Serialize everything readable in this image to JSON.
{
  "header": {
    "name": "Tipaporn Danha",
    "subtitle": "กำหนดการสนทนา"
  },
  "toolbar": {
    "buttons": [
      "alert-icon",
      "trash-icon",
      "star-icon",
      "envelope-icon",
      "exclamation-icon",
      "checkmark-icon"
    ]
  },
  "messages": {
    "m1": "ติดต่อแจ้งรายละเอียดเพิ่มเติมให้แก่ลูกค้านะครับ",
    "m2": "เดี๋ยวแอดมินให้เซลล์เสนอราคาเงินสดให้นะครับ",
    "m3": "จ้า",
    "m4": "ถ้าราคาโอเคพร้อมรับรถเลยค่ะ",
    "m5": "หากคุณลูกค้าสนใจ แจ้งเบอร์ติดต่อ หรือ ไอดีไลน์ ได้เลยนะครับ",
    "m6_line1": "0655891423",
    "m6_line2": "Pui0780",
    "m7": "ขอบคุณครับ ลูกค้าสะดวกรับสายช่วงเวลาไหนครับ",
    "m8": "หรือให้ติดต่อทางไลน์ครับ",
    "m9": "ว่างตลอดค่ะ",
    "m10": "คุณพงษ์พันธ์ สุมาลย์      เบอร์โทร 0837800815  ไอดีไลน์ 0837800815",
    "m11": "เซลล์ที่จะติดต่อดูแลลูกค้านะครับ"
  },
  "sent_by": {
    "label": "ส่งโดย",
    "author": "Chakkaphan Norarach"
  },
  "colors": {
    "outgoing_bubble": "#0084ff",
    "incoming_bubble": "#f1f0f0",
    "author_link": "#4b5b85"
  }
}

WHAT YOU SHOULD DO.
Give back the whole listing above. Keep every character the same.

REPLY.
Serialize everything readable in this image to JSON.
{
  "header": {
    "name": "Tipaporn Danha",
    "subtitle": "กำหนดการสนทนา"
  },
  "toolbar": {
    "buttons": [
      "alert-icon",
      "trash-icon",
      "star-icon",
      "envelope-icon",
      "exclamation-icon",
      "checkmark-icon"
    ]
  },
  "messages": {
    "m1": "ติดต่อแจ้งรายละเอียดเพิ่มเติมให้แก่ลูกค้านะครับ",
    "m2": "เดี๋ยวแอดมินให้เซลล์เสนอราคาเงินสดให้นะครับ",
    "m3": "จ้า",
    "m4": "ถ้าราคาโอเคพร้อมรับรถเลยค่ะ",
    "m5": "หากคุณลูกค้าสนใจ แจ้งเบอร์ติดต่อ หรือ ไอดีไลน์ ได้เลยนะครับ",
    "m6_line1": "0655891423",
    "m6_line2": "Pui0780",
    "m7": "ขอบคุณครับ ลูกค้าสะดวกรับสายช่วงเวลาไหนครับ",
    "m8": "หรือให้ติดต่อทางไลน์ครับ",
    "m9": "ว่างตลอดค่ะ",
    "m10": "คุณพงษ์พันธ์ สุมาลย์      เบอร์โทร 0837800815  ไอดีไลน์ 0837800815",
    "m11": "เซลล์ที่จะติดต่อดูแลลูกค้านะครับ"
  },
  "sent_by": {
    "label": "ส่งโดย",
    "author": "Chakkaphan Norarach"
  },
  "colors": {
    "outgoing_bubble": "#0084ff",
    "incoming_bubble": "#f1f0f0",
    "author_link": "#4b5b85"
  }
}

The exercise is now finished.